The processes I undertake to get your archive on screen are extremely time consuming. The cinefilm has to be repaired whilst being run onto large reels then it is comprehensively cleaned before it is digitized in the manner described above and then carefully edited together. All of this takes an incredible amount of time to do properly. Every minute spent on these processes is worth it as it gives your archive the best chance to shine on screen. If any one of these four processes is skimped on or missed completely then this minimizes the chance of a favourable outcome. I do not skimp and I will not skimp on the time given to your, or anybody else's, films.
Having said that I will always try to hit a deadline if there is a special event that you need a partcular piece of work for. I get a lot of archives that are needed for a very special anniversary or birthday or sadly in some cases where family illness is involved. I will always strive to meet deadlines. In certain circumstances I reserve the right to have up to a 25% surcharge if the deadline is very short to cover nightwork but this would only be in exceptional circumstances. What I won't do is rush film through. Even if the deadline is short I will still give every frame my undivided attention.
Indeed, my accountant has said that I could employ several people to double turnover. I believe this would only lead to a drop in quality. I am passionate about cinefilm. It really matters to me that you get the best possible outcome to your precious archive. I have NO experience of human resources, health & safety, accountancy and all of the things that go with employment particularly when I work from my home studio. All of these things mean I would have to take my eye off the ball regarding the transfer of archives. Until I can guarantee that anybody I might employ would have exactly the same passion as I do for the perfect transfer then I will stay doing what I do on my own.
Every cinefilm, video or photograph I digitize is irreplaceable, invaluable and private to it's owner. So every archive, whether small or large, is treated with the same respect and discretion. Only I do the work here so nobody else will ever see any part of your archive. I would usually keep copies of a customer's archive on my system for 12 months for cinefilm or 6 months for video and photographs. However, if you wish, I will erase any copies on my system as soon as you confirm safe arrival with you. Whatever your film is, if the film is meant for broadcast, publication or long term (museum) storage or family based footage or of a private and personal nature I will never use, publish or show anyone any of your footage. Total discretion and privacy is absolutely assured.

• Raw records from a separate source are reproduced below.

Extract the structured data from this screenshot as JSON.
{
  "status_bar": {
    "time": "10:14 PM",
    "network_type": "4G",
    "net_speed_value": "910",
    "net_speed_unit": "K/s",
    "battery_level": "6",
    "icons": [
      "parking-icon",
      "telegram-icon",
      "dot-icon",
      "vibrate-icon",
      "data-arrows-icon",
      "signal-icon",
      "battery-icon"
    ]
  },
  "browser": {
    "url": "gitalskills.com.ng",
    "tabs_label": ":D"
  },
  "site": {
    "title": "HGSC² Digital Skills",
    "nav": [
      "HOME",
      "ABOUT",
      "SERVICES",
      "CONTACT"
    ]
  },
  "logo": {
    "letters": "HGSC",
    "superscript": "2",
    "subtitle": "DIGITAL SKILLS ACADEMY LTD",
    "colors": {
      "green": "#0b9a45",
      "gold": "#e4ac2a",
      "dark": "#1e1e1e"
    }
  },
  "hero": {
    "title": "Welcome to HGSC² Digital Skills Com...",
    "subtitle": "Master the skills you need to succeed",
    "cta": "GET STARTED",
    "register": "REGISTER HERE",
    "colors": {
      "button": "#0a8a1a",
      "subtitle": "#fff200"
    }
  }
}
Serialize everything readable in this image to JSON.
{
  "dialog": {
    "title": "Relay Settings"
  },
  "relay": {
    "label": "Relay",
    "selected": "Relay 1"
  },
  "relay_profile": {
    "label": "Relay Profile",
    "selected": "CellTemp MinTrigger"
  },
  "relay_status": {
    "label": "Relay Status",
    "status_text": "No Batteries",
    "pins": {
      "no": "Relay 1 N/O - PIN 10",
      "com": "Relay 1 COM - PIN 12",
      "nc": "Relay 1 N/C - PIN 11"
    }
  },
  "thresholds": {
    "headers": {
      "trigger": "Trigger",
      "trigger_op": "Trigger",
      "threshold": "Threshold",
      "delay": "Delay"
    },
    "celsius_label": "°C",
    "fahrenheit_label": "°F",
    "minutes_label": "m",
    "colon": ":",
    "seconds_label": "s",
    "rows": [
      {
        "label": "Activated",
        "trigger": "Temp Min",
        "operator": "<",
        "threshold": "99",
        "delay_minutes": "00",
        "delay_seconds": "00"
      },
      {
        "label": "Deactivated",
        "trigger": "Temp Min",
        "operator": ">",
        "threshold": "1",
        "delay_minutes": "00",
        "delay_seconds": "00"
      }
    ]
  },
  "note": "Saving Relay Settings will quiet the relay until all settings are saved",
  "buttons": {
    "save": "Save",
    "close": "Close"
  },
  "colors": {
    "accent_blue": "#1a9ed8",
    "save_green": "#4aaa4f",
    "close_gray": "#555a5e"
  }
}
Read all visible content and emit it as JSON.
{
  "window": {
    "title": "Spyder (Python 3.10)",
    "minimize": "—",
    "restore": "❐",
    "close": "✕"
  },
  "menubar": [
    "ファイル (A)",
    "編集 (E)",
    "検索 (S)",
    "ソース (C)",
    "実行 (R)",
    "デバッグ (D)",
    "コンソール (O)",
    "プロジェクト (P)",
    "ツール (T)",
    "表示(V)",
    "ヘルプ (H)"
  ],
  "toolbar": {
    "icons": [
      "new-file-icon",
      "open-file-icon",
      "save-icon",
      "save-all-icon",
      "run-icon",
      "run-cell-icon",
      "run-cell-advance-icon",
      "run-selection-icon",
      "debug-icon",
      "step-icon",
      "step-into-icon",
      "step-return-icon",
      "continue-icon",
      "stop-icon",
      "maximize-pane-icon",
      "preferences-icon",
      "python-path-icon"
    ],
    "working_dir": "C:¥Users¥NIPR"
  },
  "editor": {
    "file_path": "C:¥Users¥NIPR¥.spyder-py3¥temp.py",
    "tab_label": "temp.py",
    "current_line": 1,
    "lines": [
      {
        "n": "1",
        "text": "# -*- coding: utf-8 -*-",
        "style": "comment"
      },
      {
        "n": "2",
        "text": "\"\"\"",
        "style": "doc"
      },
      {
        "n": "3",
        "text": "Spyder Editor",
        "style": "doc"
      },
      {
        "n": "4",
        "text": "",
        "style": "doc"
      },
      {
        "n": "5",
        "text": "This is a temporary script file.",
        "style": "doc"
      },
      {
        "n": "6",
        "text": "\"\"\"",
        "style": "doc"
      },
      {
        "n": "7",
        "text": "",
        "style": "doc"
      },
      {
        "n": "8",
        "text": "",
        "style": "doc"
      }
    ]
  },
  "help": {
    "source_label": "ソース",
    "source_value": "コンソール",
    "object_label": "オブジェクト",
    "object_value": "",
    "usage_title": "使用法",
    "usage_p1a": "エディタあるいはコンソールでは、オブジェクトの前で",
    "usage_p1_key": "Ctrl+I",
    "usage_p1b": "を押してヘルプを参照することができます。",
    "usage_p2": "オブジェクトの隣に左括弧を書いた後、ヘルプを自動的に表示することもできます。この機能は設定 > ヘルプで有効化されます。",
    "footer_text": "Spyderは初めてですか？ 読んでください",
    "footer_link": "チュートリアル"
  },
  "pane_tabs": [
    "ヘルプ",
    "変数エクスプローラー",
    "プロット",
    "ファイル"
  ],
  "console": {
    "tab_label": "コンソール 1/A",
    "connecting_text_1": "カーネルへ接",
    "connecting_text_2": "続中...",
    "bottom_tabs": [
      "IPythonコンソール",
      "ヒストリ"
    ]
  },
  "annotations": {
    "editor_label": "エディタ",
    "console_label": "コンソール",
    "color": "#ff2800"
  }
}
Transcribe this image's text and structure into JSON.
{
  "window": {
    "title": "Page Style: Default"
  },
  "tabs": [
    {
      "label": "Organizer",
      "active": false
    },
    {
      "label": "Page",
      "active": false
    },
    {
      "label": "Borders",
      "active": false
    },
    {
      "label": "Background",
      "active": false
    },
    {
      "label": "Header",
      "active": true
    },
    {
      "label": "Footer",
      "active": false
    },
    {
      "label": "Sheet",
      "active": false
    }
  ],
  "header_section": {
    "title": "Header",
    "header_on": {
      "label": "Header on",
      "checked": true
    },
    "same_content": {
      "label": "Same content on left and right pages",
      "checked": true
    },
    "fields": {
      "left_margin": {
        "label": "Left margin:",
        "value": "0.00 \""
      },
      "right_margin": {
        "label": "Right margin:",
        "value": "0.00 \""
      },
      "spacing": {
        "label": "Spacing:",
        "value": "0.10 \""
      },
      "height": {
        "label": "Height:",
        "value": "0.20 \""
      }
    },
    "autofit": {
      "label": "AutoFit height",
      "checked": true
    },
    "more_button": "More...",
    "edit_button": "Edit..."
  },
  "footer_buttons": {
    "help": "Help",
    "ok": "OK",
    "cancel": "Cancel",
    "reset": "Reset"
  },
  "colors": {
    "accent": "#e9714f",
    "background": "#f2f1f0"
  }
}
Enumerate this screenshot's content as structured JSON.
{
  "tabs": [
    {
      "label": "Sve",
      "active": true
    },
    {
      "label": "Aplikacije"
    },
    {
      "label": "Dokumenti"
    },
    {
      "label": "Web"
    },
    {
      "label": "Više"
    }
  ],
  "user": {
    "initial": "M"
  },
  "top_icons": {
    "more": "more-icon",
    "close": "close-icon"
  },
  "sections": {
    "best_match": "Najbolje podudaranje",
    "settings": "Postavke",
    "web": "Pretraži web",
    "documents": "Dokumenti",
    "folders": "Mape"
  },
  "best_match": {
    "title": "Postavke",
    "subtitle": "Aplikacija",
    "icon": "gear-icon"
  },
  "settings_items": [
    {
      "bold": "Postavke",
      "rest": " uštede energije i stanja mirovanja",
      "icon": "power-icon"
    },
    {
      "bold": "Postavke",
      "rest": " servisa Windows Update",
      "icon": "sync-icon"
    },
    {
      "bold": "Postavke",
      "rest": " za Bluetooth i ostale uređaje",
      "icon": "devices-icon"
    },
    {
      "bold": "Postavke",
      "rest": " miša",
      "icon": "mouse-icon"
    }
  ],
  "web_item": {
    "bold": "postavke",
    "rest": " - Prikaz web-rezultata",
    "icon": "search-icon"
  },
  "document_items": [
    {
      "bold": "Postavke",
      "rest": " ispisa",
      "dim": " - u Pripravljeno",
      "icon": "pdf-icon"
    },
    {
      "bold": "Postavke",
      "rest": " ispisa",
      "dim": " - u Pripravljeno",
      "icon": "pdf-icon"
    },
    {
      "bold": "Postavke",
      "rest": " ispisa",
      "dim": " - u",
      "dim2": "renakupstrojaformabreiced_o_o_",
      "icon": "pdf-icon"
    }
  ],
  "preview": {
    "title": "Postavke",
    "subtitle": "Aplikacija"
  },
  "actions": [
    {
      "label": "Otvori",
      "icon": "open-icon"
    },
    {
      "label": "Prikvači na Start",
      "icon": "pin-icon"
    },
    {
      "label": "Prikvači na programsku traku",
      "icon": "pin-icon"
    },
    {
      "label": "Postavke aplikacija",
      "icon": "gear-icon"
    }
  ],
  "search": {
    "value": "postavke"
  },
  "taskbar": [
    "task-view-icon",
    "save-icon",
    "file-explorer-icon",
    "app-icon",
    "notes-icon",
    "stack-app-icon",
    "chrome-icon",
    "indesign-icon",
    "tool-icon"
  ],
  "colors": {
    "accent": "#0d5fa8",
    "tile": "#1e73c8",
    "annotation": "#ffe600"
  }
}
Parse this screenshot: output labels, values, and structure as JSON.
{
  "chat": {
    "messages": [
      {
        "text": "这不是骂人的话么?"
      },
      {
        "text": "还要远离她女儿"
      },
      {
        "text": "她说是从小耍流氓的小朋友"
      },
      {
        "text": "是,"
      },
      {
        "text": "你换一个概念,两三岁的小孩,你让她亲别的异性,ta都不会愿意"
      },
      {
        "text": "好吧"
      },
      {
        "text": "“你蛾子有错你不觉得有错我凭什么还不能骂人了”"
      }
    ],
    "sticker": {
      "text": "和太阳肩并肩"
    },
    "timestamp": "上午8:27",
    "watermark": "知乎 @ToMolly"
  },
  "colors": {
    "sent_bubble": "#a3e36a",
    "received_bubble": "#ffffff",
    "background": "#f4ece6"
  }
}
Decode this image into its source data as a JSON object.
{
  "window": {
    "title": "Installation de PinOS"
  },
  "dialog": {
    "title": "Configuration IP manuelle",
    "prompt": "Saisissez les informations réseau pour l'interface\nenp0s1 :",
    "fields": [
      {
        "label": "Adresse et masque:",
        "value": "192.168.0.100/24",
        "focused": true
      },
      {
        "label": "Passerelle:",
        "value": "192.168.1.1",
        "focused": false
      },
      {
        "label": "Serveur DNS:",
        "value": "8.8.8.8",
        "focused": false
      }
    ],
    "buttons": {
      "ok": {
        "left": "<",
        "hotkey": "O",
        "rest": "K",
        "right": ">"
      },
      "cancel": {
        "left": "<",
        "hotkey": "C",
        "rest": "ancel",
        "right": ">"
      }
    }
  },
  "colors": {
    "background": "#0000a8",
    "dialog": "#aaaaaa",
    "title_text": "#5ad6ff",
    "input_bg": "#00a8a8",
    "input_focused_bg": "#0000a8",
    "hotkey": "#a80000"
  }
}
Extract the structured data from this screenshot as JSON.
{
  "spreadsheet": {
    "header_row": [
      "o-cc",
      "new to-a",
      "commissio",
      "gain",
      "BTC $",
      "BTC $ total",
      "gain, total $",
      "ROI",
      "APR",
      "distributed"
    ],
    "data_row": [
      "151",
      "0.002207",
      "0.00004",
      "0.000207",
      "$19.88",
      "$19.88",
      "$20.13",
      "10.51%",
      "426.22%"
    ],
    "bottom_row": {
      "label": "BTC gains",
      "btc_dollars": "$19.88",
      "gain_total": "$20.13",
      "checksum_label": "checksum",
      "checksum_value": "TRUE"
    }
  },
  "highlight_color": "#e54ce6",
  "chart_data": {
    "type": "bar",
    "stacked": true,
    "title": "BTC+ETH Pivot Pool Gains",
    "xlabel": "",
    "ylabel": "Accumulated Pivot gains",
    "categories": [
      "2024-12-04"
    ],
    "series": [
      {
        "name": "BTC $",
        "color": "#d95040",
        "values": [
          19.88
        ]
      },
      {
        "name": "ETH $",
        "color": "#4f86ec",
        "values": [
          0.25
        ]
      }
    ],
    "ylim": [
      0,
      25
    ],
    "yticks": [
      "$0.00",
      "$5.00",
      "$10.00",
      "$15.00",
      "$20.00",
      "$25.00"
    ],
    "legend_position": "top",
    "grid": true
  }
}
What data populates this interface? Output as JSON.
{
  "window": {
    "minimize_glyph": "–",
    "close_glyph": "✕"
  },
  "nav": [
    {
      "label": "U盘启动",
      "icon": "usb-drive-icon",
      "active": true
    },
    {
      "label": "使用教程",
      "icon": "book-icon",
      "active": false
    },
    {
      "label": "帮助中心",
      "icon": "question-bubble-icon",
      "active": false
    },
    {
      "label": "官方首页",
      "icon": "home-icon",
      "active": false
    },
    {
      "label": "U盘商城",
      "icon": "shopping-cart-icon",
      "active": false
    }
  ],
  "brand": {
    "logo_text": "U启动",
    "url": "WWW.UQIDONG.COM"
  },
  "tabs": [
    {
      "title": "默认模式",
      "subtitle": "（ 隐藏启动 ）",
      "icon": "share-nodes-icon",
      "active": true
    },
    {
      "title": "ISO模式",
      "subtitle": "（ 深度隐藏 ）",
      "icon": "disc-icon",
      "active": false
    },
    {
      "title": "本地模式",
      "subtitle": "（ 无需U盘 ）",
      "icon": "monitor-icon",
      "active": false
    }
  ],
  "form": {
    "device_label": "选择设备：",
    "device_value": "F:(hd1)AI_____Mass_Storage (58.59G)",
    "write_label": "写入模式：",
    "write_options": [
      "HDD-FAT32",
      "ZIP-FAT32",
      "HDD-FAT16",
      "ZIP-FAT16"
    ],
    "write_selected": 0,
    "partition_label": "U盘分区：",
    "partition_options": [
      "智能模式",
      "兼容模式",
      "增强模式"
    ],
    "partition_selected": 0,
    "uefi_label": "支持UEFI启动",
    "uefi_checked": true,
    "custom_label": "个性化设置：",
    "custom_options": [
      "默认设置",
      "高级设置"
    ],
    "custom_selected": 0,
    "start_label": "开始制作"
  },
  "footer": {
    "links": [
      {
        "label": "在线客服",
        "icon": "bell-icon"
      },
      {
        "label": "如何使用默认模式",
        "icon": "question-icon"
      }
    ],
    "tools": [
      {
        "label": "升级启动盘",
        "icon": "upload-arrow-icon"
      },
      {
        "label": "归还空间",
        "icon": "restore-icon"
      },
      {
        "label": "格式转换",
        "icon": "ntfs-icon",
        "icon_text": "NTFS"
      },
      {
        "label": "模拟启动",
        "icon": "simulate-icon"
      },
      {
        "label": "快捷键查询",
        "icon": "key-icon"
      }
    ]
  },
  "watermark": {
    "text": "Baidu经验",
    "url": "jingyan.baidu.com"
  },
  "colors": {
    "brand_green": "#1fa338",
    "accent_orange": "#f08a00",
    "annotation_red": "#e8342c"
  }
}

My logistical system has been built up over 16 years so there is absolutely no chance of cross contamination of archives. Your archive is perfectly safe here at savethosememories.co.uk.